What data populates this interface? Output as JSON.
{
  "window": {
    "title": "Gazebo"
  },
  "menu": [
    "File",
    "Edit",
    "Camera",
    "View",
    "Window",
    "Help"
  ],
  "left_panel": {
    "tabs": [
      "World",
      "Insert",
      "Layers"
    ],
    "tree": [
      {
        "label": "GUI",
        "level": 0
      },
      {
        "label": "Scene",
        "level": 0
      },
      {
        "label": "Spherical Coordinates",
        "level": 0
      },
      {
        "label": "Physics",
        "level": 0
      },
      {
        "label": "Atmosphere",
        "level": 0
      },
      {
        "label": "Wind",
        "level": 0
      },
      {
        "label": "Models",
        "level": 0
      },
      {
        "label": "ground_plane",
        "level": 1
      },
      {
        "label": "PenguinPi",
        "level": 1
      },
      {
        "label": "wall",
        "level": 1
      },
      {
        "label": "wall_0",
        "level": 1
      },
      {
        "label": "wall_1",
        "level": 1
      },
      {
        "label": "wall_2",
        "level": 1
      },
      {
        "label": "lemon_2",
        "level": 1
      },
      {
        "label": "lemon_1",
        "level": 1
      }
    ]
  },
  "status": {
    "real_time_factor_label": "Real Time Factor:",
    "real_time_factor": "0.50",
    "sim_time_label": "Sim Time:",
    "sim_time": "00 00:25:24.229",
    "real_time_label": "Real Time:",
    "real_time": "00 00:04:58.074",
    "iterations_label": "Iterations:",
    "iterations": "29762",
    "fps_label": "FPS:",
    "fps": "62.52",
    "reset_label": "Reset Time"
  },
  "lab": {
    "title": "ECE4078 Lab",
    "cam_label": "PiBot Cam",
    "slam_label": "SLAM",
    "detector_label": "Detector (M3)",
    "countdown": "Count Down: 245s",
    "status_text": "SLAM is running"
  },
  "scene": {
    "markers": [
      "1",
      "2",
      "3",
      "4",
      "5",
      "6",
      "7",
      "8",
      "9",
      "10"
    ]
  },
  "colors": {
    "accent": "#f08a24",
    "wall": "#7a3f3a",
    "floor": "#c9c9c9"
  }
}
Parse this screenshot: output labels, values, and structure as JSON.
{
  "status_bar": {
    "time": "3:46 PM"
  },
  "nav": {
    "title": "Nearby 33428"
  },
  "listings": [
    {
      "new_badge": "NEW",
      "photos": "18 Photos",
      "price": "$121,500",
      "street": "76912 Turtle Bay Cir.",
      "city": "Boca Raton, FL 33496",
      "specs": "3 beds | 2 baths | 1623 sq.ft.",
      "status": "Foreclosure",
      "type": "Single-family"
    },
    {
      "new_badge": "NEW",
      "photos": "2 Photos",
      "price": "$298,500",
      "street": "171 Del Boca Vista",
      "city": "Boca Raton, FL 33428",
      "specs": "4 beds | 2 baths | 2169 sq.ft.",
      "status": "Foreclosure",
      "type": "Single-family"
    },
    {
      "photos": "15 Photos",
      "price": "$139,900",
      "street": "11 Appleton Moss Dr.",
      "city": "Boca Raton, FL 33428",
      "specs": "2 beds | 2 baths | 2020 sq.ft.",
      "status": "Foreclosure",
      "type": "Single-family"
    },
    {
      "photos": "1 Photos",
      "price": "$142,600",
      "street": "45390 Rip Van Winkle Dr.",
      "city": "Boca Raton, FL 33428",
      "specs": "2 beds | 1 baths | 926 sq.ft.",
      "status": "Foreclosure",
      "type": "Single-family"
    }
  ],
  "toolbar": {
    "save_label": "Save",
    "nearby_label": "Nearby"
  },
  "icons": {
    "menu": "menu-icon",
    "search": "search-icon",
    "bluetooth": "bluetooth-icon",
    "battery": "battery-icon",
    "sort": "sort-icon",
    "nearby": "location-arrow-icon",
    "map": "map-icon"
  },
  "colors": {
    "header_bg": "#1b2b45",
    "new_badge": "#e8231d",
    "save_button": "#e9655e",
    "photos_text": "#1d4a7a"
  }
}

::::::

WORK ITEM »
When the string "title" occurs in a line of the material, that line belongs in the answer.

OUTPUT OF THE EXERCISE »
    "title": "Gazebo"
    "title": "ECE4078 Lab",
    "title": "Nearby 33428"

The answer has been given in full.